The smell as you enter the mill knocks you back off your feet: it's the classic profile of good olive oil, fruity grassy scents in your nose and the front of your palate followed by the peppery bitterness, the characteric polyphenols as it hits the back of your throat.
The olive oil process:
- The olives are weighed. An average crate is around 200 kilos. This year, most of the olives are green with the odd purple one. Last year, due to the wet weather, almost the whole crop was purple, for they had ripened, having been left on the trees till later in the year. Olive oil from purple or black olives has a different flavour profile; it's smoother, less bitter, fruitier.
- The olives are put into a huge hopper where most of the leaves are sifted out.
- The olives are lifted onto a machine which washes them and further separates out any leaves.
- Then the olives are crushed, spitting out the gravel-like stones, separated out to use as fuel to power the machine.
- The olives are 'malaxed', massaged, allowing tiny oil droplets to coalesce into slightly bigger droplets, which makes it easier to extract the oil and increases yields. It looks like a foliate green tapenade swivelling on huge metal screws. In this part of the process, which takes 20 minutes, the olives are covered with a thin gas layer of nitrogen or carbon dioxide to prevent oxidisation. Oxygen is the enemy of good olive oil. This is a delicate operation, for the machine must not heat up the oil or the olives in order to retain the benefits of cold pressing.
- Then the olives go through two centrifuges. The first, a horizontal centrifuge, dehusks the olives creating pomace as a side product, which is used as a fertiliser. The second centrifuge is faster and vertical, separating oil and water. Some olives are more watery than others, it depends on the variety and on which side of the slope they are grown. How much sun do they get? How ripe are the olives?
- Lastly, the oil oozes from a tap into bottles or steel churns - thick, syrupy and verdant. The farmers then weigh how much oil they have extracted. From 200 kilos of olives, you get approximately 20 litres of olive oil. Once the oil has been collected at the end of the pressing process, it is put into large storage tanks (with any empty space in the tank filled with nitrogen rather than air to prevent oxidation) and allowed to settle (it's not filtered). The longer you leave it to stand, the more of the tiny particles drop to the bottom and the clearer the oil becomes. You then bottle from a tap hole slightly above the bottom of the tank.
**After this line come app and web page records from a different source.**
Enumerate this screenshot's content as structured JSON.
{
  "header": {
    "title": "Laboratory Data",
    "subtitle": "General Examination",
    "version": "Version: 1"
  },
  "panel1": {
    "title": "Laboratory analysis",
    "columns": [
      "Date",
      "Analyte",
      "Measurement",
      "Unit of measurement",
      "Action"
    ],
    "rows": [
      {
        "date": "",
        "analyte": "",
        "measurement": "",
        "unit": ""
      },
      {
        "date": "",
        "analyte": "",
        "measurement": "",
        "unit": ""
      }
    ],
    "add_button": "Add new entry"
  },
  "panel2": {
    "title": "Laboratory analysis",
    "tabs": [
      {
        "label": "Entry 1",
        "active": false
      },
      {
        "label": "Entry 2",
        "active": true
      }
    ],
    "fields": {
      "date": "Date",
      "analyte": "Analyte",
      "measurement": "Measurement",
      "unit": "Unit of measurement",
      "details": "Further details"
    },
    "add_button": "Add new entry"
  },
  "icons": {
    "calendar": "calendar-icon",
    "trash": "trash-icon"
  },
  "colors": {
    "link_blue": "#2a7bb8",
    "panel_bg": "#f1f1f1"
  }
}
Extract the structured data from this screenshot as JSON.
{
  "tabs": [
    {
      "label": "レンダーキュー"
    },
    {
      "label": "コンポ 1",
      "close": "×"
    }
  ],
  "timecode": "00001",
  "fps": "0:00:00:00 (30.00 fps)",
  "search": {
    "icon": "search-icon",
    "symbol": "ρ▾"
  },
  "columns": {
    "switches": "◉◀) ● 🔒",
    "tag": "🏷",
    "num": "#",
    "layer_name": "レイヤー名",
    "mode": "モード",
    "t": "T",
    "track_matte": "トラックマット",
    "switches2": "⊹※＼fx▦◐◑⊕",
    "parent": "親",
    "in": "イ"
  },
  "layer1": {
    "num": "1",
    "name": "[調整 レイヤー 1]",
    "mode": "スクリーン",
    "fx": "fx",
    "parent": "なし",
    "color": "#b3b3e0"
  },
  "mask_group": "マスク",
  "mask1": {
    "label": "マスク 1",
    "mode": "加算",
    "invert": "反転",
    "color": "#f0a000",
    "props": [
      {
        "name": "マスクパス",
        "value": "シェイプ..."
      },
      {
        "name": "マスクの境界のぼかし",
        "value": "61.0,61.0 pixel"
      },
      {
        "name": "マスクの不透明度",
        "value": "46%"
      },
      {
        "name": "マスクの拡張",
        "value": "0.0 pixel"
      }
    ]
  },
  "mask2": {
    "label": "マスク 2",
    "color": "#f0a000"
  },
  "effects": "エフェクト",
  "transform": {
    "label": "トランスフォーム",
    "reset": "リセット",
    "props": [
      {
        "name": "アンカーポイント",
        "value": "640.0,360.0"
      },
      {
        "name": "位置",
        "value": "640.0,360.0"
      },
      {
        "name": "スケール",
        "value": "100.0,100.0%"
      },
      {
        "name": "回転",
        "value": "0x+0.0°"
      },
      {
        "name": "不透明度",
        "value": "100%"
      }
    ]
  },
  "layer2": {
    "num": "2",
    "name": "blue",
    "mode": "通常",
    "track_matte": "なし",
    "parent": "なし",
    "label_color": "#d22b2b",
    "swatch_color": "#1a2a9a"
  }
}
Sometimes there are fights between farmers (I saw a bit of a spat between two farmers' wives) about when their oil starts and the other finishes. But each farmer's olive batch is carefully labelled, the labels following the process along the machine route and there are gaps between each new farmer's lot.
We tasted the latest Pomora batch at the mill; unctuous leaf-green ooze lubricating rough triangles of sourdough with a sprinkling of sea salt. Like all good olive oils there is a simultaneous bitterness and butteryness, fullness and astringency, it's no surprise that olive oil is good for you, the flavour verges on the medicinal.
If you are interested in getting quarterly deliveries of olive oil, you can sign up for a minimum of £58. This is two quarters, for which you will recieve 6 x 250ml of olive oil. You will get the newest olive oil, flavoured olive oil or extra virgin olive oil, depending on the quarters that you choose - olive oil is a seasonal product when it's this fresh. You can even go and visit your adopted tree. Strikes me that this would make a rather nice Christmas gift for a keen cook. Check out Pomora here.